People who are conditioned against their own bedroom typically react with a heightened state of arousal when going to bed, rather than the kind of relaxed drowsiness that is more conducive to falling sleep.


I know what I need to do. First and foremost, I need to MAKE the time to spend reworking that room. The walls need to be a different, more soothing color. I’m keeping the curtains–they’re so pretty! I need to rearrange the furniture and maybe get rid of what isn’t necessary in order to open up some space. Clutter makes me angsty. I will remove the alarm clock altogether. I will replace the blinds with the room-darkening kind. I will use aromatherapy in the room. And a sound machine! I will treat myself to a new comforter, the softer the better! And since the floors are wood, perhaps an area rug would change the room even more. I bought my dog a fancy new bed, although I don’t think he will use it to sleep in.

What else do you think I should do to give my room–and maybe my sleep–a makeover?

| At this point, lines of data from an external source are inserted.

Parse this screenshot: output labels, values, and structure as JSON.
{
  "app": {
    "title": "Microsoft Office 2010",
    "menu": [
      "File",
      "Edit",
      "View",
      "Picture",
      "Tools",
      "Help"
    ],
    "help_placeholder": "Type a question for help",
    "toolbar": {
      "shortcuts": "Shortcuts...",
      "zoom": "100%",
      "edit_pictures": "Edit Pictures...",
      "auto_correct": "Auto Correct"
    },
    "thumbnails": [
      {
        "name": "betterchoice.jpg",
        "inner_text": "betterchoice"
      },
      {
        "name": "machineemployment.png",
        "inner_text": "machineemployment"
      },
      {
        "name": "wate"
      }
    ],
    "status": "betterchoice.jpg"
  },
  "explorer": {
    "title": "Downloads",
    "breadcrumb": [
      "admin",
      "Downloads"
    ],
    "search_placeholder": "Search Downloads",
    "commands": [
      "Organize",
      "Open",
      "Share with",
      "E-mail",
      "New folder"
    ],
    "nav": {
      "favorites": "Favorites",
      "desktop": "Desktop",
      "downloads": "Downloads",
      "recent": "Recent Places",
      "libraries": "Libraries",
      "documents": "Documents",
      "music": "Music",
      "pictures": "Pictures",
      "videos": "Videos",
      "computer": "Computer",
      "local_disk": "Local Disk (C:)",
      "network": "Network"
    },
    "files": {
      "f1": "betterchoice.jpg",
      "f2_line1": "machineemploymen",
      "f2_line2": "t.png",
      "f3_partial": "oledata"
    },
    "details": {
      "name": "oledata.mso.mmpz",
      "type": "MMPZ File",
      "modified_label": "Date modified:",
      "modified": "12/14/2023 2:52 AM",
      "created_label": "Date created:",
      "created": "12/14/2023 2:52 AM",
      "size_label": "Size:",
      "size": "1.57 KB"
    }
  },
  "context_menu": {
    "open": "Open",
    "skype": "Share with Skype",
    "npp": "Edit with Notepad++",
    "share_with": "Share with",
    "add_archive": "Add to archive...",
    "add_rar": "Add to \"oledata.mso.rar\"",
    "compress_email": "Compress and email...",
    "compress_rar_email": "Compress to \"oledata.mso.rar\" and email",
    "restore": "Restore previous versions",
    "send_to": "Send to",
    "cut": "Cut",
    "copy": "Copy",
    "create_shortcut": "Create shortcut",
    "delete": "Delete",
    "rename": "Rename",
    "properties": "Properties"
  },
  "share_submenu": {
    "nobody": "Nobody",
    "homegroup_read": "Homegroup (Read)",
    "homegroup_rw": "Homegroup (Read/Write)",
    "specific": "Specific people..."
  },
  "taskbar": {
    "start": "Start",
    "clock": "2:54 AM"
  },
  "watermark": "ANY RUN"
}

My inner hippie chick was released as soon as my pregnancy was confirmed. I made the decision early on to try breastfeeding, although the idea admittedly freaked me out a little. However, when Jackson was born, breastfeeding didn’t come naturally for either of us. I remember the first time I tried to nurse him, three hours after he was born. I couldn’t get him to latch correctly, and we both ended up crying and frustrated. I had my first new mom doubts about the decision I’d made.

But I’m a bulldog momma. Once I make up my mind about what I feel is best for my child, I rarely change my mind. I’d had pregnant daydreams of rocking Jackson in the glider, and nursing him gently to sleep. So I let myself be guided by instinct and I buzzed a nurse to schedule a visit with the hospital’s certified lactation consultant.

This was, hands down, the best parenting decision I’ve made to date.

The first time he successfully latched on, as the lactation consultant guided us, tears of joy sprang to my eyes and I knew I’d made the right decision not to give up during those first few frustrating days.

Moments after our first nursing session.

Moments after our first nursing session.

Months later, I was making breastmilk smoothies and pumping at work like a pro! The early days of tribulation had become a fading memory, thanks in part to the support team I’d assembled: the lactation consultant I met in the hospital and called as needed, my local La Leche League, the hospital’s in-person breastfeeding support group, a Facebook group of local breastfeeding moms, and a few coworkers who were also pumping in the office. With advice and support from these women, Jackson breastfed for 33 months.

Milk drunk!

Milk drunk!

Breastfeeding him helped us both in so many ways, in addition to giving him the best nutrition possible. Jackson was a high-needs baby, and nursing soothed and comforted him when nothing else could. As a mother who suffered from postpartum depression and anxiety, I, too, was comforted, as breastfeeding provided me with a few quiet and calm moments every few hours, when we would stop whatever we were doing and simply enjoy some skin-to-skin contact alone together. Further, once I got the hang of it, breastfeeding boosted my confidence—which, as a new mom, I desperately needed!

This post is part of BlogHer’s My ‘I’m a Mom Moment’ editorial series, made possible by Seventh Generation.